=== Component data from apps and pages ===
:::
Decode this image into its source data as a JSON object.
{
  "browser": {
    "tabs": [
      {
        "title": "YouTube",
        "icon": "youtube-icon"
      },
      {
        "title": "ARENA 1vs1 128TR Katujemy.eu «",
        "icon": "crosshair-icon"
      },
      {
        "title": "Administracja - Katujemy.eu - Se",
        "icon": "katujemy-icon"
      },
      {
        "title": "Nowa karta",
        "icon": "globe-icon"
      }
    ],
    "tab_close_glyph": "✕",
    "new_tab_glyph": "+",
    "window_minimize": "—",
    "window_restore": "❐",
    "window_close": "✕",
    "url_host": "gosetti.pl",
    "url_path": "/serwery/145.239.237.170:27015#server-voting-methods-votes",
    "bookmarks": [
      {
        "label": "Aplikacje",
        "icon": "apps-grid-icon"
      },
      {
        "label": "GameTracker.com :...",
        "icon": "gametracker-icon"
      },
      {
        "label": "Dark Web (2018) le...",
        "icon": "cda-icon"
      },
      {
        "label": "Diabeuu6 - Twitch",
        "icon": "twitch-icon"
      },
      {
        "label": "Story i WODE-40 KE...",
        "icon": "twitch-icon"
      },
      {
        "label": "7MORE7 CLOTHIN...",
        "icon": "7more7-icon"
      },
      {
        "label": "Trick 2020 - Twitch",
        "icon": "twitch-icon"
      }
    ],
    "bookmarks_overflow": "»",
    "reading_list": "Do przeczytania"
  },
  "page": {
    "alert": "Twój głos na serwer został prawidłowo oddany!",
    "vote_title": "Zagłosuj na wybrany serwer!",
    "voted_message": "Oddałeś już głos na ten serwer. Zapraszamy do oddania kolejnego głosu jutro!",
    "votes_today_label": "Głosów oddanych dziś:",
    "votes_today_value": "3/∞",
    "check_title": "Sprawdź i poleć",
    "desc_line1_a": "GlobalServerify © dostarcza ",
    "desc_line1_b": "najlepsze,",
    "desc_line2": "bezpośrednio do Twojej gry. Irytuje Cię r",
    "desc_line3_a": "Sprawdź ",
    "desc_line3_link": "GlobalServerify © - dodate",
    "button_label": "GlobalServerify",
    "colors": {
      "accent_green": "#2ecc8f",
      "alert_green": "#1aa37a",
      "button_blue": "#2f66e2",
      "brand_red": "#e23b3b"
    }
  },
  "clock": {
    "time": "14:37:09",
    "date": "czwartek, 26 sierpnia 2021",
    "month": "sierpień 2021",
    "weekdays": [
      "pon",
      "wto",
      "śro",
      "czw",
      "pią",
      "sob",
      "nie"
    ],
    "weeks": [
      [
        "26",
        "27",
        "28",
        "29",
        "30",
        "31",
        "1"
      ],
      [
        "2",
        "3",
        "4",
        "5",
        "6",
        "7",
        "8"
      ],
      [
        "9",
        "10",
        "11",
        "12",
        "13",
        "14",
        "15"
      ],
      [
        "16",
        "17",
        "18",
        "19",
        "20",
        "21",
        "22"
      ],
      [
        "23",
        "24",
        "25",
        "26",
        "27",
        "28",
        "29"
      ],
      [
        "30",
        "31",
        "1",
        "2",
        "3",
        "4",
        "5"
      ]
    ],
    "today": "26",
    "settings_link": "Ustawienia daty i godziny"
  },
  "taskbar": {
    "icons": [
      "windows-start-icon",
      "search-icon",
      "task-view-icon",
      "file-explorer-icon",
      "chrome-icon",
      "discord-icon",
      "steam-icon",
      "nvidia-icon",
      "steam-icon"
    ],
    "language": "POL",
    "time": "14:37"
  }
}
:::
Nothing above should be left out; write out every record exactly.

=== Response to this task ===
Decode this image into its source data as a JSON object.
{
  "browser": {
    "tabs": [
      {
        "title": "YouTube",
        "icon": "youtube-icon"
      },
      {
        "title": "ARENA 1vs1 128TR Katujemy.eu «",
        "icon": "crosshair-icon"
      },
      {
        "title": "Administracja - Katujemy.eu - Se",
        "icon": "katujemy-icon"
      },
      {
        "title": "Nowa karta",
        "icon": "globe-icon"
      }
    ],
    "tab_close_glyph": "✕",
    "new_tab_glyph": "+",
    "window_minimize": "—",
    "window_restore": "❐",
    "window_close": "✕",
    "url_host": "gosetti.pl",
    "url_path": "/serwery/145.239.237.170:27015#server-voting-methods-votes",
    "bookmarks": [
      {
        "label": "Aplikacje",
        "icon": "apps-grid-icon"
      },
      {
        "label": "GameTracker.com :...",
        "icon": "gametracker-icon"
      },
      {
        "label": "Dark Web (2018) le...",
        "icon": "cda-icon"
      },
      {
        "label": "Diabeuu6 - Twitch",
        "icon": "twitch-icon"
      },
      {
        "label": "Story i WODE-40 KE...",
        "icon": "twitch-icon"
      },
      {
        "label": "7MORE7 CLOTHIN...",
        "icon": "7more7-icon"
      },
      {
        "label": "Trick 2020 - Twitch",
        "icon": "twitch-icon"
      }
    ],
    "bookmarks_overflow": "»",
    "reading_list": "Do przeczytania"
  },
  "page": {
    "alert": "Twój głos na serwer został prawidłowo oddany!",
    "vote_title": "Zagłosuj na wybrany serwer!",
    "voted_message": "Oddałeś już głos na ten serwer. Zapraszamy do oddania kolejnego głosu jutro!",
    "votes_today_label": "Głosów oddanych dziś:",
    "votes_today_value": "3/∞",
    "check_title": "Sprawdź i poleć",
    "desc_line1_a": "GlobalServerify © dostarcza ",
    "desc_line1_b": "najlepsze,",
    "desc_line2": "bezpośrednio do Twojej gry. Irytuje Cię r",
    "desc_line3_a": "Sprawdź ",
    "desc_line3_link": "GlobalServerify © - dodate",
    "button_label": "GlobalServerify",
    "colors": {
      "accent_green": "#2ecc8f",
      "alert_green": "#1aa37a",
      "button_blue": "#2f66e2",
      "brand_red": "#e23b3b"
    }
  },
  "clock": {
    "time": "14:37:09",
    "date": "czwartek, 26 sierpnia 2021",
    "month": "sierpień 2021",
    "weekdays": [
      "pon",
      "wto",
      "śro",
      "czw",
      "pią",
      "sob",
      "nie"
    ],
    "weeks": [
      [
        "26",
        "27",
        "28",
        "29",
        "30",
        "31",
        "1"
      ],
      [
        "2",
        "3",
        "4",
        "5",
        "6",
        "7",
        "8"
      ],
      [
        "9",
        "10",
        "11",
        "12",
        "13",
        "14",
        "15"
      ],
      [
        "16",
        "17",
        "18",
        "19",
        "20",
        "21",
        "22"
      ],
      [
        "23",
        "24",
        "25",
        "26",
        "27",
        "28",
        "29"
      ],
      [
        "30",
        "31",
        "1",
        "2",
        "3",
        "4",
        "5"
      ]
    ],
    "today": "26",
    "settings_link": "Ustawienia daty i godziny"
  },
  "taskbar": {
    "icons": [
      "windows-start-icon",
      "search-icon",
      "task-view-icon",
      "file-explorer-icon",
      "chrome-icon",
      "discord-icon",
      "steam-icon",
      "nvidia-icon",
      "steam-icon"
    ],
    "language": "POL",
    "time": "14:37"
  }
}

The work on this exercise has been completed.